Stitch Fix hasn’t managed to sew up its financial comeback, as the tech-driven styling service and e-commerce platform reported larger-than-expected losses and a revenue miss for its first fiscal quarter of 2023 on Tuesday. Eyeing a lower projected forecast to boot, Wall Street saw the stock slump in after-hours trading.
The fashion company posted revenue of $455.6 million, which was not only short of the $459.4 million analysts estimated, but marked a notable 22 percent year-over-year plummet. Its quarterly net loss clocked in at 50 cents per share, exceeding the 47 cents per share expected, with active clients of 3.7 million showing a decline of 471,000 or an 11 percent drop compared to last year.
Naturally chief executive officer Elizabeth Spaulding focused on the positives: “This quarter we made meaningful progress on our transformation journey despite a difficult macro environment,” she said in a statement. “Through diligent cost savings and efficiencies we beat our adjusted EBITDA expectations for Q1 and have improved our adjusted EBITDA [earnings before interest, taxes, depreciation and amortization] guidance for FY23 [fiscal-year 2023].”
In a call with analysts, Spaulding offered more context, primarily to emphasize a challenging macroeconomic environment, which has dogged the broader retail and technology sectors.
“As the macroeconomic environment continues to be uncertain, we are now further balancing the need to optimize our cost structure against achieving the long-term growth objectives of the business,” she explained. “We are confident in this approach and are determined to use this moment as a catalyst to create a leaner, more nimble and profitable Stitch Fix, while continuing to enhance the experience for our clients.”
Stitch Fix has been focusing optimizing efficiency, streamlining costs and analyzing its marketing strategy, as well as while amping up what differentiates the service — namely “fit, discovery and human relationships,” she said.
Whether that will be enough remains to be seen, and some analysts remain concerned.
Neil Saunders, managing director of GlobalData, noted that the plunging revenue showed “a far faster pace of decline than the erosion of the past two quarters.” Sales didn’t merely drop year-over-year, but also when compared to the same period in 2020. The $55.9 million loss this quarter makes for “the worst first quarter performance since the company started reporting numbers [five] years ago,” he said.
While it did outperform its pre-pandemic level, it wasn’t by much, edging it out by just 2.4 percent.
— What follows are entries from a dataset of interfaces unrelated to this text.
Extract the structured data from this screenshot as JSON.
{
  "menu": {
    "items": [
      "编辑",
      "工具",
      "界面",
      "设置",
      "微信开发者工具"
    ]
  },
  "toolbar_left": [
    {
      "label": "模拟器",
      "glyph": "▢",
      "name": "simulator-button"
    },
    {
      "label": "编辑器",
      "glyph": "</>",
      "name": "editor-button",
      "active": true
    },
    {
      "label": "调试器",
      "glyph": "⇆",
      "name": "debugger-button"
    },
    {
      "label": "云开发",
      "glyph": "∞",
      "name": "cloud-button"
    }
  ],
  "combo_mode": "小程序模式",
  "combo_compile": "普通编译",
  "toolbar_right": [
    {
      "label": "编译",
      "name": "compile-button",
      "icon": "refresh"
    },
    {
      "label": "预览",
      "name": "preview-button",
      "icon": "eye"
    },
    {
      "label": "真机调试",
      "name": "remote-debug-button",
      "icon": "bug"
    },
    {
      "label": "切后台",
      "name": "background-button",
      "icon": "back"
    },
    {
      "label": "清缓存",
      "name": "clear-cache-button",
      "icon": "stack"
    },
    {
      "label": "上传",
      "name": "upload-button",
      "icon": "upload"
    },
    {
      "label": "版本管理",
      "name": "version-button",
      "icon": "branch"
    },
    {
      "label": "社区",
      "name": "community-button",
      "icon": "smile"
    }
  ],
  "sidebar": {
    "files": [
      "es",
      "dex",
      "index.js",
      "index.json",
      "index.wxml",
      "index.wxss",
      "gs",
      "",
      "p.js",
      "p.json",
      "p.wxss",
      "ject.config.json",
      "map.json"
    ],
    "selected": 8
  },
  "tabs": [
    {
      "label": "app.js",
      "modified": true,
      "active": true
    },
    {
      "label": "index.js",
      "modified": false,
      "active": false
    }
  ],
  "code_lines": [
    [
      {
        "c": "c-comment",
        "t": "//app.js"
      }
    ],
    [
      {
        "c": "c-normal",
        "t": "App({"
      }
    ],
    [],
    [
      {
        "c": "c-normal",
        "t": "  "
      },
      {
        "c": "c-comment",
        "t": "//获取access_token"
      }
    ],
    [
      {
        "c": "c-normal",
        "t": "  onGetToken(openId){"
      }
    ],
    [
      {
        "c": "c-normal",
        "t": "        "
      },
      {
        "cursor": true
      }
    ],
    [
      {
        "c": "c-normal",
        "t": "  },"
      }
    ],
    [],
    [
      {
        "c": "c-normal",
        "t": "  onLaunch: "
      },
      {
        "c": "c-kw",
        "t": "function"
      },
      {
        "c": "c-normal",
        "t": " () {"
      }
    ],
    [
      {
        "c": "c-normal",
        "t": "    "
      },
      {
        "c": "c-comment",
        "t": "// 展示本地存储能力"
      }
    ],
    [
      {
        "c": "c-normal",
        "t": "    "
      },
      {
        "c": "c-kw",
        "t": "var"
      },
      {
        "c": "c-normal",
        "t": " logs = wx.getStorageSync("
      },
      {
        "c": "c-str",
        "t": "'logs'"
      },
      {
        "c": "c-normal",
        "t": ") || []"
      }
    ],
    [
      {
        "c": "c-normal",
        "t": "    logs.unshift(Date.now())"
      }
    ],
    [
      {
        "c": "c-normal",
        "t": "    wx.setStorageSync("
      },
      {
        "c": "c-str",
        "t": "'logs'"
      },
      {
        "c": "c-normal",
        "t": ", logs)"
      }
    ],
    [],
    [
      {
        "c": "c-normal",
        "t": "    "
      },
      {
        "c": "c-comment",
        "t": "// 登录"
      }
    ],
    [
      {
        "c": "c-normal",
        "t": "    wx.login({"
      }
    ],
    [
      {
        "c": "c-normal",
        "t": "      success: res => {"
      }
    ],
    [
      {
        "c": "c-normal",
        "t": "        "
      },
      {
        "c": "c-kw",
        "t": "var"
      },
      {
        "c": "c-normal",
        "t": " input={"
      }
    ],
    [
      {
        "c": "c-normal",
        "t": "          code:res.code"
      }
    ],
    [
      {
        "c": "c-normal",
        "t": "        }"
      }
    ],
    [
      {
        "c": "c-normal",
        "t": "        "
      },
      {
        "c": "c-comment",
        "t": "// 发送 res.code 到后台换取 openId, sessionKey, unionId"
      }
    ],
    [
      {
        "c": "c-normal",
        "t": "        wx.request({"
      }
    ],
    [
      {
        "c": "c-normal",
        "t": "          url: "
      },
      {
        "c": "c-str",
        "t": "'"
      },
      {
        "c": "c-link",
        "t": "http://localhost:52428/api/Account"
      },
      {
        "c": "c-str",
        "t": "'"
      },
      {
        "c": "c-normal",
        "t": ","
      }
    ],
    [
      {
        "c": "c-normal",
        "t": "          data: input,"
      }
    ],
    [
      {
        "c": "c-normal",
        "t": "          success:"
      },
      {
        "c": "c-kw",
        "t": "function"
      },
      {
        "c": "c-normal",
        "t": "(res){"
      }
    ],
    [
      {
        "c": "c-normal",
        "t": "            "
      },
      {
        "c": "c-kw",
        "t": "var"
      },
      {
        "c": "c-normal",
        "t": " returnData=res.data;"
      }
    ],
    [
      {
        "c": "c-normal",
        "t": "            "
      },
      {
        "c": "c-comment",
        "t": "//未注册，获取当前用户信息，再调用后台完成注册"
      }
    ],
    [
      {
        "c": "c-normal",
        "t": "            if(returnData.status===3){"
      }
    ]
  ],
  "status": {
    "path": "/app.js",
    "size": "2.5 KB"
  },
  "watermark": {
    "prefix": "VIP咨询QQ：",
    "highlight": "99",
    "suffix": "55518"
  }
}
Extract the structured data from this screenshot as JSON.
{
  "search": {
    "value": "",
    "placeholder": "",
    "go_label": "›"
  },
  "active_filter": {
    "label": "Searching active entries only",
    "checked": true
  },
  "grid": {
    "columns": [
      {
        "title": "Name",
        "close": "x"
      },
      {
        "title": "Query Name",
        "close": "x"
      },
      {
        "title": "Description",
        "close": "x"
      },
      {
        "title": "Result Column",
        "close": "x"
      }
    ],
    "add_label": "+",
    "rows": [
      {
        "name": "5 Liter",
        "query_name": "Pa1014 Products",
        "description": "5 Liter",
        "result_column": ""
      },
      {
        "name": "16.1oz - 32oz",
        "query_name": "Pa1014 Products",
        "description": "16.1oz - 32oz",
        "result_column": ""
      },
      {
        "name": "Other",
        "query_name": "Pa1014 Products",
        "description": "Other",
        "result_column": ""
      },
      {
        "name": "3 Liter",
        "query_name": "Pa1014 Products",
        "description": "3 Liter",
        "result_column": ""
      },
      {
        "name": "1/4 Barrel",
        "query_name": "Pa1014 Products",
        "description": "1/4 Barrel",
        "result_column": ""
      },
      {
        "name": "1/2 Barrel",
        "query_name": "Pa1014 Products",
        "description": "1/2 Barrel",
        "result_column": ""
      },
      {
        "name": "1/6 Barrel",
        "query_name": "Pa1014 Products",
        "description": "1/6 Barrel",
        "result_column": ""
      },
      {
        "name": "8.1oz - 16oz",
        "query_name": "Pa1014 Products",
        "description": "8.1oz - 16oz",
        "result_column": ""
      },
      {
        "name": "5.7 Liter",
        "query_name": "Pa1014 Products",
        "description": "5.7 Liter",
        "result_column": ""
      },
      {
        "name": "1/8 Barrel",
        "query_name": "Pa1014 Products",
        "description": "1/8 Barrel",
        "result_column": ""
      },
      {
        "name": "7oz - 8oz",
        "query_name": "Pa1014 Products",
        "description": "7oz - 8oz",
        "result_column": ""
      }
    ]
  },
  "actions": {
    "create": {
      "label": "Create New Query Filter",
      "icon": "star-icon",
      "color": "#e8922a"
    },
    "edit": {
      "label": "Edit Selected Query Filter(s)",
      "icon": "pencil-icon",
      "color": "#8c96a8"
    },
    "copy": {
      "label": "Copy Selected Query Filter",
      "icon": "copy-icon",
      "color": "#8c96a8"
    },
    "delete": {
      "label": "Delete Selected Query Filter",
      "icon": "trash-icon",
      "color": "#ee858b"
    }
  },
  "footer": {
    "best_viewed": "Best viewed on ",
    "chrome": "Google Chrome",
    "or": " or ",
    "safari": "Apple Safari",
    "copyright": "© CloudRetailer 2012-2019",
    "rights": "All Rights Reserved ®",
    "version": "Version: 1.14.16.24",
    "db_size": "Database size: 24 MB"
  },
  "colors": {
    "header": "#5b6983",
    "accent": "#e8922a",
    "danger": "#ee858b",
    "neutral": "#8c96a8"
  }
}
According to Saunders, that was ”a paltry rate of increase given the explosion in consumer spending on apparel over this period — especially that made online.”
As for those macroeconomic factors, their effects can’t be overstated, as they complicate one retail earnings report after another. But, Saunders noted, that’s less of an excuse than reason for ongoing concern: Stitch Fix is a discretionary expense that consumers could easily skip as times get tougher. “And with the economy set to tighten over the months ahead,” he said, “our concern is that there could be a further and faster erosion of customers stretching into the next few quarters.”
The company likely sees that as well. For the second quarter, it projects a revenue range of $410 million to $420 million, not the $445 million analysts expected. By July 2023, at the end of the fiscal year, Stitch Fix believes net revenue will be between $1.6 billion and $1.7 billion, with adjusted earnings ranging between a loss of $10 million to income of $10 million.
Wall Street saw fit to send shares down 4 percent in after-hours trading. Over the last year, Stitch Fix stock has been down some 85 percent.
It will take more than cutting costs to climb out of this hole, and Spaulding knows it. On the call, the CEO made it clear that she sees her platform’s differentiation as the key to drive the business forward.
For instance, customers want help to get more value out their existing wardrobes, she explained, then pointed to a number of features, such as outfit-based feeds, weekly outfits emails and personalized dynamic content that shows people how to wear new arrivals — all of which stoke high conversion rates. Over the year, it has also experimented with episodic or quarterly promotional events, a new opportunity afforded by its Freestyle direct-buy business, and it’s making more use of influencers. When it comes to selection, the company added more than 80 national brands alongside its Stitch Fix-exclusive labels, and broadened into new categories like footwear, outerwear and dresses.
“Some of the other work that we’re focused on in the background are things like a unified data platform….Our infrastructure was built very rapidly to scale our Fix [subscription] business into multiple lines of business like women’s, men’s, kids, in the U.K.,” Spaulding continued. “It didn’t have the foresight to know we’d launch Freestyle or the foresight to say, ‘Let’s get into a lot of different product categories.’
“So we’re essentially slowing down a bit to speed up in the future by preparing our infrastructure…”
But for Saunders, that may point to how complex and expensive the platform is to operate. Meanwhile, diversifying the styling or subscription model with Freestyle direct-buy didn’t alleviate the slowdown in the core business, as hoped.
“The problem here is that when the curation element is removed, Stitch Fix is not particularly different from any other retailer of fashion,” he explained. “On top of this, most consumers have pulled back on the volume of clothes they buy, so Stitch Fix is trying to sell into a more muted market — and one where promotions and discounts from other retailers abounds.”